Problem -
Count the lines below with the string "JSON" in them. Only the number should be given.

Records for the task -
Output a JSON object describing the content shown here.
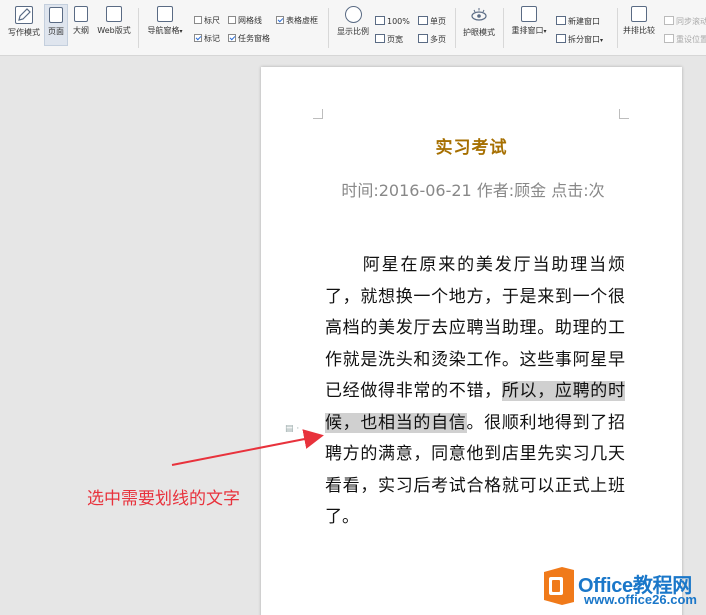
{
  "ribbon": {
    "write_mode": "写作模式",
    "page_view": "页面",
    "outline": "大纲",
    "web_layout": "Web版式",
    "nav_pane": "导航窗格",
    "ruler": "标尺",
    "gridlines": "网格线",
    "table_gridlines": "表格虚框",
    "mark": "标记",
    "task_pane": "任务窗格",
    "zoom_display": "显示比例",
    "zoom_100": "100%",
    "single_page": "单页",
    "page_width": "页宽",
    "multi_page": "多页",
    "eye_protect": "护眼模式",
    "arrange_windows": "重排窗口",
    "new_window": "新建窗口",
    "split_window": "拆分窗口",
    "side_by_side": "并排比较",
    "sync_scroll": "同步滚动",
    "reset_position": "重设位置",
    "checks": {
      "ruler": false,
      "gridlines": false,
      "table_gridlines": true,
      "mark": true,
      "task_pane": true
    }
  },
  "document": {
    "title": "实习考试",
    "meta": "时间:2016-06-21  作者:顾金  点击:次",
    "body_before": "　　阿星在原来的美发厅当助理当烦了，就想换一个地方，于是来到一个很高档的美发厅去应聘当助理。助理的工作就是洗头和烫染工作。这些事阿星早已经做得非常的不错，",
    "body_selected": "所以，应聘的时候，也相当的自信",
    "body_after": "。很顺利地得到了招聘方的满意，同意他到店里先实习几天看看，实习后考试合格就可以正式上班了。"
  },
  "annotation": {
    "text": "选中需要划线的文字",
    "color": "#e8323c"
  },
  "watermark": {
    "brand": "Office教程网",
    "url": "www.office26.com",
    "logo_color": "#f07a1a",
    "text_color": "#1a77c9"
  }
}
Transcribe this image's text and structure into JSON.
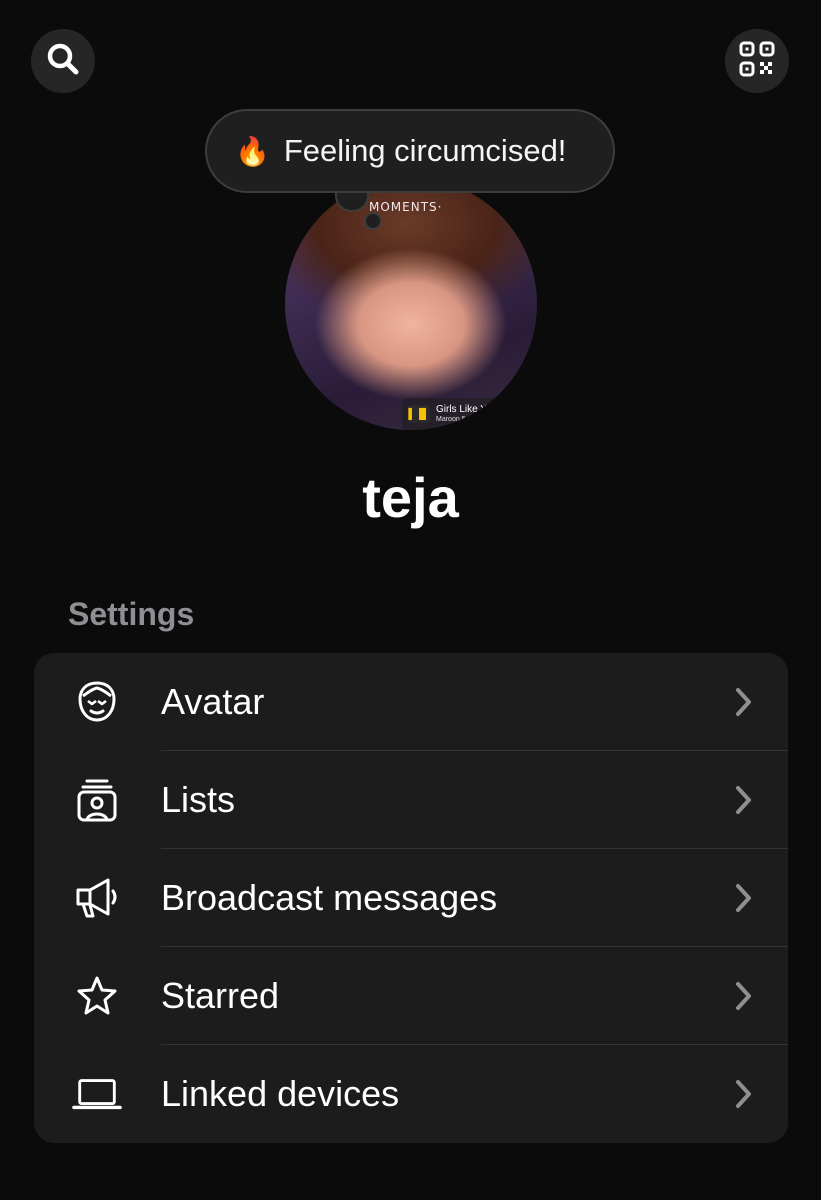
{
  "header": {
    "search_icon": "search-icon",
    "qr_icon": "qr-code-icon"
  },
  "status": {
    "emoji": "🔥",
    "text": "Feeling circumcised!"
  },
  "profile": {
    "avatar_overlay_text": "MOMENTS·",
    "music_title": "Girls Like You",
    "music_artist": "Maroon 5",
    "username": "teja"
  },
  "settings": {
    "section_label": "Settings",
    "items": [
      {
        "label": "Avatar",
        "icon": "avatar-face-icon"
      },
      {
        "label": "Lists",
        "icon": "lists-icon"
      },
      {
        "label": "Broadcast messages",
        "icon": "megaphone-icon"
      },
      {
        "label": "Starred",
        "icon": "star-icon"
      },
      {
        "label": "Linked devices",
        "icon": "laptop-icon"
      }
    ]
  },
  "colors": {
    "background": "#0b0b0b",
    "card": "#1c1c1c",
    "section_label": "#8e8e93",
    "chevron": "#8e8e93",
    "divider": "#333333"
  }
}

Answer space -
2